Following the initiation of the disciplinary investigation, Gillespie and Laufer’s other counsel voluntarily dismissed hundreds of Laufer’s ADA claims at all stages of litigation, including the underlying action against Acheson. A Notice of Voluntary Dismissal (Dismissal Notice), was filed.17 Laufer’s current counsel filed a Suggestion of Mootness with the Supreme Court, arguing that due to Laufer’s “abandonment of her claim against Acheson, there is no reason for this Court to expend further time or judicial resources on the [tester] standing question presented in the petition.”18

In response, Acheson contends that “Laufer is abandoning her case to pave the way for Laufer and similar [tester] plaintiffs to resume their campaign of extortionate ADA suits against unwitting small businesses without the hindrance of an adverse ruling from this Court.”19 The Supreme Court initially denied Laufer’s Suggestion of Mootness, but added the question of mootness to be considered at oral argument.20

Though unsuccessful in dismissing this petition, Laufer’s campaign of voluntary dismissals has unexpected results. The Fourth Circuit dismissed the appeal, while leaving their tester-friendly decision in place.21 The Eleventh Circuit not only dismissed the appeal but also vacated their March 2022 decision comprising part of the circuit split on which this petition for certiorari is based.22 The decision to vacate notes that Laufer let her tester-friendly decision (which was moot at the time it was issued due to Arpan LLC’s dissolution) stand for 15 months before informing the Court that it was moot, on the same day that she filed the Suggestion of Mootness with the Supreme Court. 

Notably, those 15 months encompass the First Circuit’s tester-friendly decision and the entire pendency of Acheson’s petition for certiorari. Without the Eleventh Circuit’s decision, the First Circuit would have been the first to issue a tester-friendly decision.
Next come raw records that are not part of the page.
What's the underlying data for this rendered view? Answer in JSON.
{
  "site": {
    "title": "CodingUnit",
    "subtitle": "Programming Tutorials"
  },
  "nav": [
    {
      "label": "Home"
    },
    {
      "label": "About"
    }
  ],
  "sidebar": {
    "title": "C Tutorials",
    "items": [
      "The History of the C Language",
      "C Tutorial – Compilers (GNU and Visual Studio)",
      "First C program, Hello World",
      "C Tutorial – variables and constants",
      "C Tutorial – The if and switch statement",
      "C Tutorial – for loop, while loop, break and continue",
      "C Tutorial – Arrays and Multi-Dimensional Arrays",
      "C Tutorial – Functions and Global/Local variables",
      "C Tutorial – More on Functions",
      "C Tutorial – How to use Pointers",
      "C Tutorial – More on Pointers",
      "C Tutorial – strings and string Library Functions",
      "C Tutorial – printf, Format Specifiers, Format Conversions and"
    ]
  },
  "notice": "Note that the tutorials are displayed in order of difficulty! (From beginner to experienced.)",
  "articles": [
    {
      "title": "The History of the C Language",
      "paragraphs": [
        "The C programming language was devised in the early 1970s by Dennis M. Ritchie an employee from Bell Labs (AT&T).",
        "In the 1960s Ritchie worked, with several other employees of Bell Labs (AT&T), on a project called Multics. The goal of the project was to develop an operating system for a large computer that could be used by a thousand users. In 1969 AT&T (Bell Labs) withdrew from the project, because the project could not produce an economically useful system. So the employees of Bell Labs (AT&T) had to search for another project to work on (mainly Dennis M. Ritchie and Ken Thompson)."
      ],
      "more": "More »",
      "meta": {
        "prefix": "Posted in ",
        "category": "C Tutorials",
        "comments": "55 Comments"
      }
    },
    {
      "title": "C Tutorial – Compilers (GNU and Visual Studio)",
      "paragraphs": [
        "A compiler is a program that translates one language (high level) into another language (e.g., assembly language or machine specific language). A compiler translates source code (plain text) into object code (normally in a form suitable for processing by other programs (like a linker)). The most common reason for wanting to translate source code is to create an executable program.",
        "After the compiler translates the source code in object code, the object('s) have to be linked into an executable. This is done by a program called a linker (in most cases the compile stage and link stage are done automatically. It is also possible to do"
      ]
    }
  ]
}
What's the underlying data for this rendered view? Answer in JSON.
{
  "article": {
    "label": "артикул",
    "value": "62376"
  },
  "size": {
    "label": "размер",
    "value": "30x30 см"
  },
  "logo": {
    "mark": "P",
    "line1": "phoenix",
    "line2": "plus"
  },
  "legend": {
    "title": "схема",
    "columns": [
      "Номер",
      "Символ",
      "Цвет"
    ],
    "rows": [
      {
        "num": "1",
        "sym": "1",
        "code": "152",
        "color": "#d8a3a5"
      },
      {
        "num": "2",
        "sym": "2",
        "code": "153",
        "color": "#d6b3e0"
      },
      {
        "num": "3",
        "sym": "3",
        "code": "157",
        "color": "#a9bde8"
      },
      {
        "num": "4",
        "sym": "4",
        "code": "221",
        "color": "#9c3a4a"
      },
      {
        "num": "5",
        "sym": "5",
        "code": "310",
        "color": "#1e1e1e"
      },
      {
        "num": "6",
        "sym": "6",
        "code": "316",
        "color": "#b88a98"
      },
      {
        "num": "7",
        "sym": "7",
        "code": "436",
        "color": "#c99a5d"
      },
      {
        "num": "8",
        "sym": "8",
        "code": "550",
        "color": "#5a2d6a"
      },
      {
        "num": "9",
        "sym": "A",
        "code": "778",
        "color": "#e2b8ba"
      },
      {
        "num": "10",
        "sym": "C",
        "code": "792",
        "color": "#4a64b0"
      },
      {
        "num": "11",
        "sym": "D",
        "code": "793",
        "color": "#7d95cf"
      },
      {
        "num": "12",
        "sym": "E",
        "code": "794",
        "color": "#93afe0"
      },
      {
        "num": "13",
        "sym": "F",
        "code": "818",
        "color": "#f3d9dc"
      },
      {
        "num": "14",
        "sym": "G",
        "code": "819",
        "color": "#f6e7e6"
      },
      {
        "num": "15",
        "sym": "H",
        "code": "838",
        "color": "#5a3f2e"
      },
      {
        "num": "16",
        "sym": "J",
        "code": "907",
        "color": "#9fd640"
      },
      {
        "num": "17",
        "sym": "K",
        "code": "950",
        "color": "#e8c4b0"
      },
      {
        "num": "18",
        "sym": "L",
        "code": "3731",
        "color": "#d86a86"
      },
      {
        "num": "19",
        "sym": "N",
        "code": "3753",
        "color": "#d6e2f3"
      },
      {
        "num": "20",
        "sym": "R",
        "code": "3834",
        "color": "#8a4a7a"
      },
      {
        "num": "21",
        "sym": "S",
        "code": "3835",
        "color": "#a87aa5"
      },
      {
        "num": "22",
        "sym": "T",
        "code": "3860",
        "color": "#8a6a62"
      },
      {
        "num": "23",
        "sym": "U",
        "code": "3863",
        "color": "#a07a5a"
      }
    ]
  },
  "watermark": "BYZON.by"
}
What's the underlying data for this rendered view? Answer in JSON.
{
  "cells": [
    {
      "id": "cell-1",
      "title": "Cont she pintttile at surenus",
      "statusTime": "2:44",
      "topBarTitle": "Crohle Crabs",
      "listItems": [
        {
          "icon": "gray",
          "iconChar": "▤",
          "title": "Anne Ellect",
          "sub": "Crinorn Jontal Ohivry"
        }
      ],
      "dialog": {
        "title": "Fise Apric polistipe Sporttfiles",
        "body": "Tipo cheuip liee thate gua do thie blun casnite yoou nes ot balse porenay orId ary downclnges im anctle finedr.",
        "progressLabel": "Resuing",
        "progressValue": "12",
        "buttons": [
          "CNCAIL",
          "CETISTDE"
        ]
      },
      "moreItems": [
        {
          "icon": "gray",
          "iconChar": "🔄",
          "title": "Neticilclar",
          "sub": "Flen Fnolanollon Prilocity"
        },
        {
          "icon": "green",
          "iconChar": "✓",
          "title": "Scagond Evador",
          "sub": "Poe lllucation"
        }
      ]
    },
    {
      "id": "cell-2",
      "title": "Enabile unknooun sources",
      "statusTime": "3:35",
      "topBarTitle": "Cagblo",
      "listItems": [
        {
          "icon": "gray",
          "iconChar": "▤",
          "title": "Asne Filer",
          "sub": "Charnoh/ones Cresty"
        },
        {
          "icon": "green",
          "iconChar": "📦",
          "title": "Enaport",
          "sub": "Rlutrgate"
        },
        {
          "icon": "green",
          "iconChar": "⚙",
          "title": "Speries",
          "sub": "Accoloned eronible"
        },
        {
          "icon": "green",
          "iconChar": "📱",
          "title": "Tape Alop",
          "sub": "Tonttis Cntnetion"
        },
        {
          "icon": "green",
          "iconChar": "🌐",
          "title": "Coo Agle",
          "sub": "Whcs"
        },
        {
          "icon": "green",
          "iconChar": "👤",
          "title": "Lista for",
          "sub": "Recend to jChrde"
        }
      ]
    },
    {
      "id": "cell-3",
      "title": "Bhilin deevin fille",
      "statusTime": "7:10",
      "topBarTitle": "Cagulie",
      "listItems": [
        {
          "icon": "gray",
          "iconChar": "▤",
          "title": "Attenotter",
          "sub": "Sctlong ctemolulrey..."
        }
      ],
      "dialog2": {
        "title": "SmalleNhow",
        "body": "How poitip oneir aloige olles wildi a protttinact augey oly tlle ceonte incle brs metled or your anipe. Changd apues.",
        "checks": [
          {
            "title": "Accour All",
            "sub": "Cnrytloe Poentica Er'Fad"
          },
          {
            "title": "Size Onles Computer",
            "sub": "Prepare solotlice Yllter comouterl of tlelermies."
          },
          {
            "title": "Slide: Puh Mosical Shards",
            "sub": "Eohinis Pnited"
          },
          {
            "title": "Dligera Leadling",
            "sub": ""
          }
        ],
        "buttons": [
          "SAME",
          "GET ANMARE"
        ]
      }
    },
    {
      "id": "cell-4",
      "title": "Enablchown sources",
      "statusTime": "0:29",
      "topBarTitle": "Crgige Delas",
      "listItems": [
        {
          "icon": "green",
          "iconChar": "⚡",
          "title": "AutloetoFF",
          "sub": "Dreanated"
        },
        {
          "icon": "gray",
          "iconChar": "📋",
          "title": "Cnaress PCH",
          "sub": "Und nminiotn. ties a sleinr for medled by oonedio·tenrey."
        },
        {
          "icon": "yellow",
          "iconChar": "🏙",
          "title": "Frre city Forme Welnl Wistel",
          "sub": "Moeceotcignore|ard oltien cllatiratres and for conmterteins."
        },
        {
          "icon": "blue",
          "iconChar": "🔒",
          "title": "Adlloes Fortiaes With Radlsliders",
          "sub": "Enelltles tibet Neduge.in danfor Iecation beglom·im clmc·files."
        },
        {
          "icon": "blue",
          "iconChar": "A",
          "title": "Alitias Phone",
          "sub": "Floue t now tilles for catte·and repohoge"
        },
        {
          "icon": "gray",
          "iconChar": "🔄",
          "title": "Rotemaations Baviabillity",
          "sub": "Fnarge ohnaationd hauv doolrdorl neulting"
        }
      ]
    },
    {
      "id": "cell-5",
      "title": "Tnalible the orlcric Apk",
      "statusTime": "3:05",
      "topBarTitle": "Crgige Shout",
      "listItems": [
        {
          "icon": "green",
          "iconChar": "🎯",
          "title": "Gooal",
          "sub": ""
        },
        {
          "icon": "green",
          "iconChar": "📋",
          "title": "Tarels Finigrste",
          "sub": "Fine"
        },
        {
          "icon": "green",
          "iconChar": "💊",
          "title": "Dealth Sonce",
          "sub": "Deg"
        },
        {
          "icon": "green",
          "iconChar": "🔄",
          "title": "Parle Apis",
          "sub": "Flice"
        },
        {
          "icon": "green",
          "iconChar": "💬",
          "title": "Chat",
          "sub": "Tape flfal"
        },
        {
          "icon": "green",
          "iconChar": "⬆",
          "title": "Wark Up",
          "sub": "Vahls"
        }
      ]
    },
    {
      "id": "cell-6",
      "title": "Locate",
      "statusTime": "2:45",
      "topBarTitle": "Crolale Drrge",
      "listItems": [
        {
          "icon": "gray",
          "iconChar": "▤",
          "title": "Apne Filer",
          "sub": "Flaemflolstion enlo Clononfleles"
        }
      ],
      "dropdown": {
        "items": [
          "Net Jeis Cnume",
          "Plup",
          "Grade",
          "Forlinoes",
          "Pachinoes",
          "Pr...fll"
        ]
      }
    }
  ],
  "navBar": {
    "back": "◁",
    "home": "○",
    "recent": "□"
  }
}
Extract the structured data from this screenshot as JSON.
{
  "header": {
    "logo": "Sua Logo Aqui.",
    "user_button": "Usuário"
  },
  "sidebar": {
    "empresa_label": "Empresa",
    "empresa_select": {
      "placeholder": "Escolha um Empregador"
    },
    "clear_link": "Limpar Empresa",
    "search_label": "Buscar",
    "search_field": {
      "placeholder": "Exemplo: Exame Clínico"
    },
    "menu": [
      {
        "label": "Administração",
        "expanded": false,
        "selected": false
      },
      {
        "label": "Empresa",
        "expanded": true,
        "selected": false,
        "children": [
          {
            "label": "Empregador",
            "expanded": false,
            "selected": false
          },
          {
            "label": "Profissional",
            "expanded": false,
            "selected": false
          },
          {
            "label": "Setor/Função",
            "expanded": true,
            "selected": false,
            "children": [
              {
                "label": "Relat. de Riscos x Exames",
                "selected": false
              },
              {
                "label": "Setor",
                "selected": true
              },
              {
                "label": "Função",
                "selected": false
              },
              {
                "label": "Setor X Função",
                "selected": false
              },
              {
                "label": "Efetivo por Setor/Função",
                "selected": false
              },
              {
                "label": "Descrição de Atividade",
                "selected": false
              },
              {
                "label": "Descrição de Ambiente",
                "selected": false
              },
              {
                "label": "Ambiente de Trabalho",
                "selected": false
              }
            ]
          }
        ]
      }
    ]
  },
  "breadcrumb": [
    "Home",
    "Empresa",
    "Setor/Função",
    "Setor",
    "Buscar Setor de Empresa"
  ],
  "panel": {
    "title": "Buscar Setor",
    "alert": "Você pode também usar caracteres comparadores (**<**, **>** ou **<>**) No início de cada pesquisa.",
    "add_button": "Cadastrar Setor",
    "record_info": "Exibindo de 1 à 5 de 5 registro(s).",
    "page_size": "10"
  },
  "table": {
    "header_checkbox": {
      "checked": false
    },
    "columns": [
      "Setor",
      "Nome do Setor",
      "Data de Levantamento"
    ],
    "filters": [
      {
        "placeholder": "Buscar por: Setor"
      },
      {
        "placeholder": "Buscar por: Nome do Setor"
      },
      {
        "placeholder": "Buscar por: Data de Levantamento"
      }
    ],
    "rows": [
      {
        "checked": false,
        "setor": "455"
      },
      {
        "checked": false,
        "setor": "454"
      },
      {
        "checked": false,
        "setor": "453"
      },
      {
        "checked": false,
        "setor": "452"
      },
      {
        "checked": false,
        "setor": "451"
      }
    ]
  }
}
Even if the First Circuit had issued the first tester-friendly decision, nonetheless, the circuit split would have remained 1–3 adverse to tester plaintiffs, until the Fourth Circuit’s decision on February 15, 2023 – barely a month before the petition for certiorari was granted. Because the Eleventh Circuit’s decision was vacated after all amici briefs were submitted, any effects have been addressed only briefly in a single exchange by the parties.23

Conclusion 

In the past three months, this case has evolved due to the developments in related proceedings. The issue of mootness has been added to the question presented; the balance of the circuit court split would have been markedly different without the Eleventh Circuit’s vacated decision; and the details of Laufer’s abusive litigation scheme were made public in the disciplinary proceedings against Gillespie, all of which are topics that may be addressed at the October 4, 2023, oral argument before the Supreme Court.

Despite the submission of the Suggestion of Mootness, the Supreme Court is proceeding with oral argument on October 4, 2023. The extent to which the Court decides to opine on tester standing remains to be seen, and it is uncertain as to how far the Court may be willing to apply its decision if one is issued. While the Laufer v. Acheson case was focused on a challenge to a place of public accommodation’s failure to provide disability accessibility information on its website pursuant to the ADA Reservation Rule, it is unknown whether the ruling will impact the ever-increasing number of web accessibility cases filed each week for violations of general web accessibility.

With AAAtraq, WebAim and other web accessibility reference sources reporting that upward of 95 percent of all websites are noncompliant with the ADA, the volume of litigation that could arise if tester plaintiffs were permitted to file suit absent an intent to use or access the services or products offered is staggering. While UsableNet.com reports 448 such suits filed in August 2023, the potential for court-clogging filings is real.


© 2024 Wilson Elser
National Law Review, Volumess XIII, Number 276